“Divestment has the symbolic power to humiliate our Jewish friends in this country,” said Teaching Elder Commissioner Sid Batts from the Presbytery of Salem. Batts serves a church across the street from a Jewish temple and values the strong relationship between the two congregations.
But many Jews are in favor of divestment, said Ben Falter, young adult advisory delegate from the Presbytery of Geneva.
“Just as we here have differing views, so too do our Jewish brothers and sisters,” he said.
Others opposed to the overture were concerned its passage would mistakenly align the PC(USA) with the international boycott, divestment and sanctions movement. The overture was amended to read: “This action on divestment does not mean an alignment with the overall strategy of the global BDS (Boycott, Divest and Sanctions) movement.”
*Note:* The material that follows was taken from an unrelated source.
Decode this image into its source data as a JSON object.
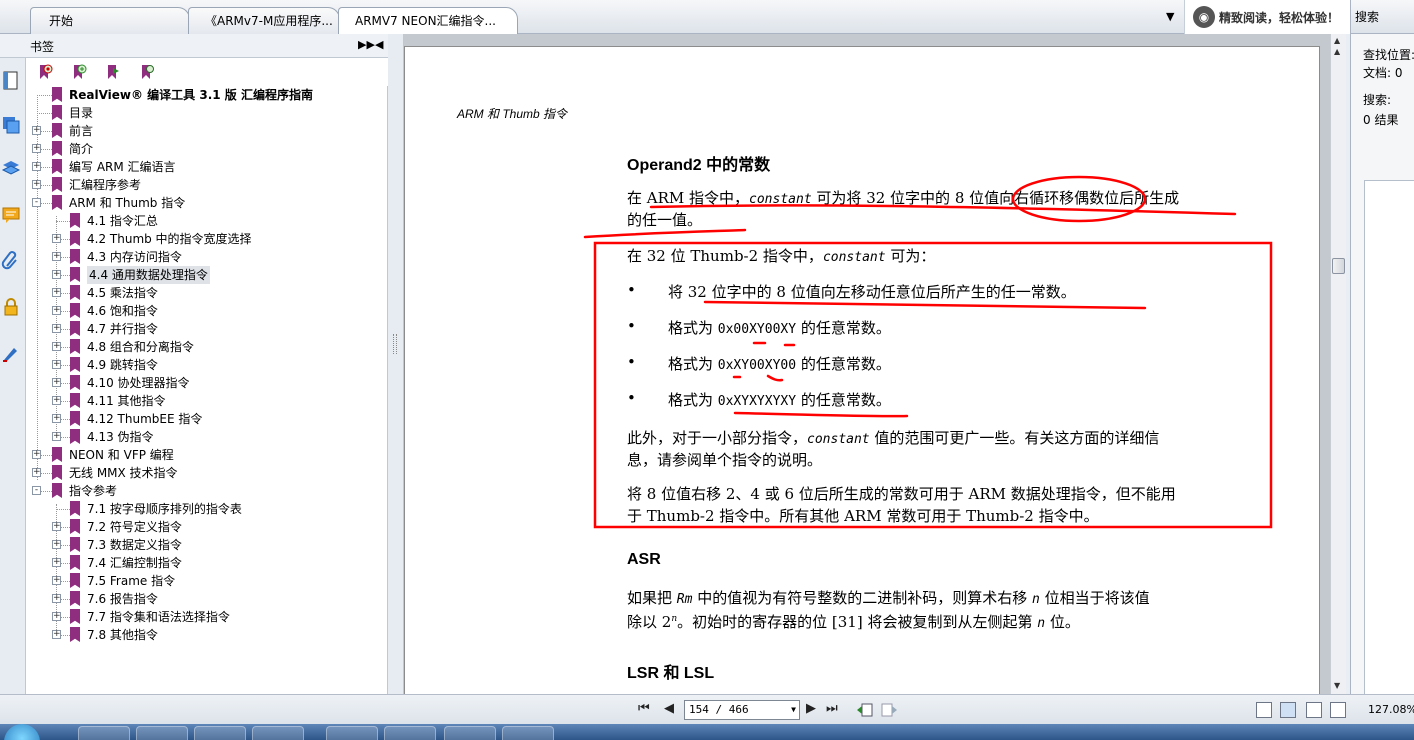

“We are already losing control of our message. Divestment will not end the conflict and bring peace. Divestment will bring dissension,” said Teaching Elder Commissioner Frank Allen from the Presbytery of Central Florida. “Dialogue and relationship building will lay the groundwork for real peace.”
Allen presented a minority report opposing divestment and encouraging the Mission Responsibility Through Investment committee to continue its corporate engagement process with the three companies. MRTI has been engaged with the three companies since 2004 and recommends divestment.
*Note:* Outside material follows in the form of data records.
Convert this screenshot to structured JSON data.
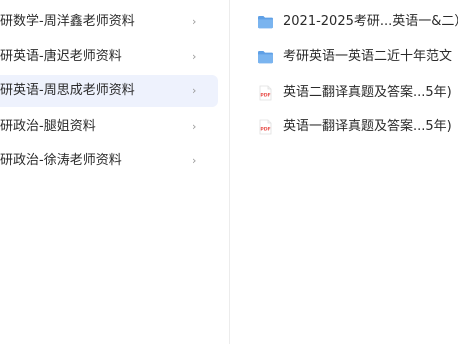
{
  "left_list": {
    "items": [
      {
        "label": "研数学-周洋鑫老师资料",
        "selected": false
      },
      {
        "label": "研英语-唐迟老师资料",
        "selected": false
      },
      {
        "label": "研英语-周思成老师资料",
        "selected": true
      },
      {
        "label": "研政治-腿姐资料",
        "selected": false
      },
      {
        "label": "研政治-徐涛老师资料",
        "selected": false
      }
    ],
    "chevron_glyph": "›"
  },
  "right_list": {
    "items": [
      {
        "name": "2021-2025考研...英语一&二）",
        "icon": "folder-icon"
      },
      {
        "name": "考研英语一英语二近十年范文",
        "icon": "folder-icon"
      },
      {
        "name": "英语二翻译真题及答案...5年)",
        "icon": "pdf-icon"
      },
      {
        "name": "英语一翻译真题及答案...5年)",
        "icon": "pdf-icon"
      }
    ],
    "pdf_badge": "PDF"
  },
  "colors": {
    "selected_bg": "#eef2fd",
    "folder": "#5fa0e6",
    "pdf": "#e8504b"
  }
}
Andries Coetzee, a teaching elder commissioner from the Presbytery of Muskingum Valley, referenced the PC(USA)’s divestment from companies supporting apartheid in South Africa. As a member of the oppressive white minority in South Africa, Coetzee thanked his fellow Presbyterians for divesting there and encouraged the Assembly to do the same for Israelis and Palestinians.
“You put me on the road to gaining back my humanity,” Coetzee said.
Other items of business from the Middle East committee:
- approval of an overture instructing the Advisory Committee on Social Witness Policy to provide a history of General Assembly policies favoring a two-state solution in Israel-Palestine and to prepare a report to the 222nd Assembly (2016);
- disapproval of an overture affirming the human rights of Israelis and Palestinians but calling Israel an apartheid state;
- disapproval of an overture calling for the boycott of all Hewlett-Packard products;
- an overture reaffirming the PC(USA)’s commitment to the human rights of all children, especially those in Israel/Palestine; and
- an overture endorsing a paper written by the Ecumenical and Interreligious Work Group of the Presbytery of Chicago, “Perspectives on Presbyterian Church (USA) Support for a Just and Peaceful Compromise of the Israeli-Palestinian Conflict.” The paper was cited as a third-way solution, but many commissioners expressed concern that they didn’t receive the paper in time to read it.